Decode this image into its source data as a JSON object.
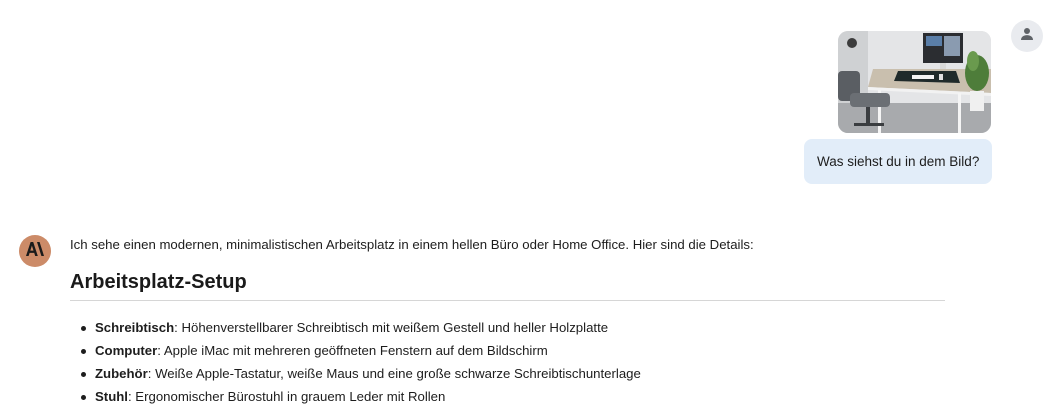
{
  "user_message": {
    "text": "Was siehst du in dem Bild?"
  },
  "assistant_message": {
    "intro": "Ich sehe einen modernen, minimalistischen Arbeitsplatz in einem hellen Büro oder Home Office. Hier sind die Details:",
    "section_heading": "Arbeitsplatz-Setup",
    "items": [
      {
        "label": "Schreibtisch",
        "text": ": Höhenverstellbarer Schreibtisch mit weißem Gestell und heller Holzplatte"
      },
      {
        "label": "Computer",
        "text": ": Apple iMac mit mehreren geöffneten Fenstern auf dem Bildschirm"
      },
      {
        "label": "Zubehör",
        "text": ": Weiße Apple-Tastatur, weiße Maus und eine große schwarze Schreibtischunterlage"
      },
      {
        "label": "Stuhl",
        "text": ": Ergonomischer Bürostuhl in grauem Leder mit Rollen"
      }
    ]
  },
  "icons": {
    "user_avatar": "person-icon",
    "assistant_avatar": "anthropic-logo-icon"
  },
  "colors": {
    "user_bubble_bg": "#e2edf9",
    "assistant_avatar_bg": "#cc8b68",
    "user_avatar_bg": "#e9ebef"
  }
}
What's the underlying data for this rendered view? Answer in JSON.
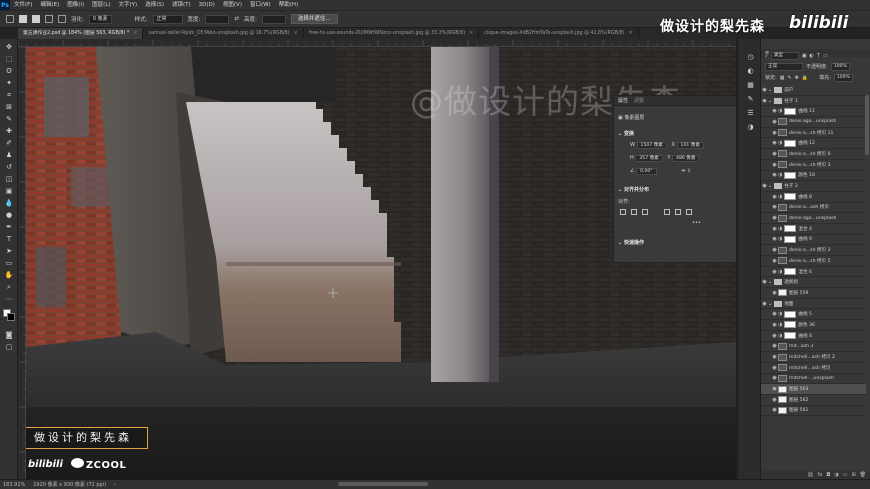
{
  "menu": {
    "logo": "Ps",
    "items": [
      "文件(F)",
      "编辑(E)",
      "图像(I)",
      "图层(L)",
      "文字(Y)",
      "选择(S)",
      "滤镜(T)",
      "3D(D)",
      "视图(V)",
      "窗口(W)",
      "帮助(H)"
    ]
  },
  "options": {
    "feather_label": "羽化:",
    "feather_value": "0 像素",
    "style_label": "样式:",
    "style_value": "正常",
    "width_label": "宽度:",
    "height_label": "高度:",
    "select_mask_button": "选择并遮住..."
  },
  "tabs": [
    {
      "label": "第五课作业2.psd @ 184% (图层 563, RGB/8) *",
      "active": true
    },
    {
      "label": "samuel-zeller-Rpim_O5YAbo-unsplash.jpg @ 16.7%(RGB/8)",
      "active": false
    },
    {
      "label": "free-to-use-sounds-ZUIM9HWNzco-unsplash.jpg @ 33.3%(RGB/8)",
      "active": false
    },
    {
      "label": "clique-images-XdB2HmTaTo-unsplash.jpg @ 42.8%(RGB/8)",
      "active": false
    }
  ],
  "canvas": {
    "watermark": "@做设计的梨先森"
  },
  "branding": {
    "channel_box": "做设计的梨先森",
    "bilibili": "bilibili",
    "zcool": "ZCOOL",
    "top_title": "做设计的梨先森",
    "top_bilibili": "bilibili"
  },
  "properties": {
    "tab_props": "属性",
    "tab_other": "调整",
    "doc_type": "像素图层",
    "transform_title": "变换",
    "w_label": "W",
    "w_value": "1507 像素",
    "x_label": "X",
    "x_value": "101 像素",
    "h_label": "H",
    "h_value": "357 像素",
    "y_label": "Y",
    "y_value": "486 像素",
    "angle_value": "0.00°",
    "align_title": "对齐并分布",
    "align_label": "对齐:",
    "quick_title": "快速操作"
  },
  "layers_panel": {
    "kind_label": "类型",
    "blend_mode": "正常",
    "opacity_label": "不透明度:",
    "opacity_value": "100%",
    "lock_label": "锁定:",
    "fill_label": "填充:",
    "fill_value": "100%",
    "layers": [
      {
        "name": "前户",
        "type": "group",
        "visible": true
      },
      {
        "name": "柱子 1",
        "type": "group",
        "visible": true
      },
      {
        "name": "曲线 11",
        "type": "adjust",
        "visible": true
      },
      {
        "name": "denis-aga...unsplash",
        "type": "image",
        "visible": true
      },
      {
        "name": "denis-a...sh 拷贝 11",
        "type": "image",
        "visible": true
      },
      {
        "name": "曲线 12",
        "type": "adjust",
        "visible": true
      },
      {
        "name": "denis-a...sh 拷贝 6",
        "type": "image",
        "visible": true
      },
      {
        "name": "denis-a...sh 拷贝 3",
        "type": "image",
        "visible": true
      },
      {
        "name": "颜色 18",
        "type": "adjust",
        "visible": true
      },
      {
        "name": "柱子 2",
        "type": "group",
        "visible": true
      },
      {
        "name": "曲线 8",
        "type": "adjust",
        "visible": true
      },
      {
        "name": "denis-a...ash 拷贝",
        "type": "image",
        "visible": true
      },
      {
        "name": "denis-aga...unsplash",
        "type": "image",
        "visible": true
      },
      {
        "name": "混合 4",
        "type": "adjust",
        "visible": true
      },
      {
        "name": "曲线 9",
        "type": "adjust",
        "visible": true
      },
      {
        "name": "denis-a...sh 拷贝 2",
        "type": "image",
        "visible": true
      },
      {
        "name": "denis-a...sh 拷贝 5",
        "type": "image",
        "visible": true
      },
      {
        "name": "混合 6",
        "type": "adjust",
        "visible": true
      },
      {
        "name": "透视组",
        "type": "group",
        "visible": true
      },
      {
        "name": "图层 559",
        "type": "layer",
        "visible": true
      },
      {
        "name": "地面",
        "type": "group",
        "visible": true
      },
      {
        "name": "曲线 5",
        "type": "adjust",
        "visible": true
      },
      {
        "name": "颜色 36",
        "type": "adjust",
        "visible": true
      },
      {
        "name": "曲线 4",
        "type": "adjust",
        "visible": true
      },
      {
        "name": "mit...ash 3",
        "type": "image",
        "visible": true
      },
      {
        "name": "mitchell...ash 拷贝 2",
        "type": "image",
        "visible": true
      },
      {
        "name": "mitchell...ash 拷贝",
        "type": "image",
        "visible": true
      },
      {
        "name": "mitchell-...unsplash",
        "type": "image",
        "visible": true
      },
      {
        "name": "图层 563",
        "type": "layer",
        "visible": true,
        "selected": true
      },
      {
        "name": "图层 562",
        "type": "layer",
        "visible": true
      },
      {
        "name": "图层 561",
        "type": "layer",
        "visible": true
      }
    ]
  },
  "status": {
    "zoom": "183.91%",
    "doc_size": "1920 像素 x 930 像素 (72 ppi)"
  }
}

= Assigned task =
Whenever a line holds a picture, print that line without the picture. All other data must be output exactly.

= Written answer =
Decode this image into its source data as a JSON object.
{
  "user_message": {
    "text": "Was siehst du in dem Bild?"
  },
  "assistant_message": {
    "intro": "Ich sehe einen modernen, minimalistischen Arbeitsplatz in einem hellen Büro oder Home Office. Hier sind die Details:",
    "section_heading": "Arbeitsplatz-Setup",
    "items": [
      {
        "label": "Schreibtisch",
        "text": ": Höhenverstellbarer Schreibtisch mit weißem Gestell und heller Holzplatte"
      },
      {
        "label": "Computer",
        "text": ": Apple iMac mit mehreren geöffneten Fenstern auf dem Bildschirm"
      },
      {
        "label": "Zubehör",
        "text": ": Weiße Apple-Tastatur, weiße Maus und eine große schwarze Schreibtischunterlage"
      },
      {
        "label": "Stuhl",
        "text": ": Ergonomischer Bürostuhl in grauem Leder mit Rollen"
      }
    ]
  },
  "icons": {
    "user_avatar": "person-icon",
    "assistant_avatar": "anthropic-logo-icon"
  },
  "colors": {
    "user_bubble_bg": "#e2edf9",
    "assistant_avatar_bg": "#cc8b68",
    "user_avatar_bg": "#e9ebef"
  }
}
What's the underlying data for this rendered view? Answer in JSON.
{
  "menu": {
    "logo": "Ps",
    "items": [
      "文件(F)",
      "编辑(E)",
      "图像(I)",
      "图层(L)",
      "文字(Y)",
      "选择(S)",
      "滤镜(T)",
      "3D(D)",
      "视图(V)",
      "窗口(W)",
      "帮助(H)"
    ]
  },
  "options": {
    "feather_label": "羽化:",
    "feather_value": "0 像素",
    "style_label": "样式:",
    "style_value": "正常",
    "width_label": "宽度:",
    "height_label": "高度:",
    "select_mask_button": "选择并遮住..."
  },
  "tabs": [
    {
      "label": "第五课作业2.psd @ 184% (图层 563, RGB/8) *",
      "active": true
    },
    {
      "label": "samuel-zeller-Rpim_O5YAbo-unsplash.jpg @ 16.7%(RGB/8)",
      "active": false
    },
    {
      "label": "free-to-use-sounds-ZUIM9HWNzco-unsplash.jpg @ 33.3%(RGB/8)",
      "active": false
    },
    {
      "label": "clique-images-XdB2HmTaTo-unsplash.jpg @ 42.8%(RGB/8)",
      "active": false
    }
  ],
  "canvas": {
    "watermark": "@做设计的梨先森"
  },
  "branding": {
    "channel_box": "做设计的梨先森",
    "bilibili": "bilibili",
    "zcool": "ZCOOL",
    "top_title": "做设计的梨先森",
    "top_bilibili": "bilibili"
  },
  "properties": {
    "tab_props": "属性",
    "tab_other": "调整",
    "doc_type": "像素图层",
    "transform_title": "变换",
    "w_label": "W",
    "w_value": "1507 像素",
    "x_label": "X",
    "x_value": "101 像素",
    "h_label": "H",
    "h_value": "357 像素",
    "y_label": "Y",
    "y_value": "486 像素",
    "angle_value": "0.00°",
    "align_title": "对齐并分布",
    "align_label": "对齐:",
    "quick_title": "快速操作"
  },
  "layers_panel": {
    "kind_label": "类型",
    "blend_mode": "正常",
    "opacity_label": "不透明度:",
    "opacity_value": "100%",
    "lock_label": "锁定:",
    "fill_label": "填充:",
    "fill_value": "100%",
    "layers": [
      {
        "name": "前户",
        "type": "group",
        "visible": true
      },
      {
        "name": "柱子 1",
        "type": "group",
        "visible": true
      },
      {
        "name": "曲线 11",
        "type": "adjust",
        "visible": true
      },
      {
        "name": "denis-aga...unsplash",
        "type": "image",
        "visible": true
      },
      {
        "name": "denis-a...sh 拷贝 11",
        "type": "image",
        "visible": true
      },
      {
        "name": "曲线 12",
        "type": "adjust",
        "visible": true
      },
      {
        "name": "denis-a...sh 拷贝 6",
        "type": "image",
        "visible": true
      },
      {
        "name": "denis-a...sh 拷贝 3",
        "type": "image",
        "visible": true
      },
      {
        "name": "颜色 18",
        "type": "adjust",
        "visible": true
      },
      {
        "name": "柱子 2",
        "type": "group",
        "visible": true
      },
      {
        "name": "曲线 8",
        "type": "adjust",
        "visible": true
      },
      {
        "name": "denis-a...ash 拷贝",
        "type": "image",
        "visible": true
      },
      {
        "name": "denis-aga...unsplash",
        "type": "image",
        "visible": true
      },
      {
        "name": "混合 4",
        "type": "adjust",
        "visible": true
      },
      {
        "name": "曲线 9",
        "type": "adjust",
        "visible": true
      },
      {
        "name": "denis-a...sh 拷贝 2",
        "type": "image",
        "visible": true
      },
      {
        "name": "denis-a...sh 拷贝 5",
        "type": "image",
        "visible": true
      },
      {
        "name": "混合 6",
        "type": "adjust",
        "visible": true
      },
      {
        "name": "透视组",
        "type": "group",
        "visible": true
      },
      {
        "name": "图层 559",
        "type": "layer",
        "visible": true
      },
      {
        "name": "地面",
        "type": "group",
        "visible": true
      },
      {
        "name": "曲线 5",
        "type": "adjust",
        "visible": true
      },
      {
        "name": "颜色 36",
        "type": "adjust",
        "visible": true
      },
      {
        "name": "曲线 4",
        "type": "adjust",
        "visible": true
      },
      {
        "name": "mit...ash 3",
        "type": "image",
        "visible": true
      },
      {
        "name": "mitchell...ash 拷贝 2",
        "type": "image",
        "visible": true
      },
      {
        "name": "mitchell...ash 拷贝",
        "type": "image",
        "visible": true
      },
      {
        "name": "mitchell-...unsplash",
        "type": "image",
        "visible": true
      },
      {
        "name": "图层 563",
        "type": "layer",
        "visible": true,
        "selected": true
      },
      {
        "name": "图层 562",
        "type": "layer",
        "visible": true
      },
      {
        "name": "图层 561",
        "type": "layer",
        "visible": true
      }
    ]
  },
  "status": {
    "zoom": "183.91%",
    "doc_size": "1920 像素 x 930 像素 (72 ppi)"
  }
}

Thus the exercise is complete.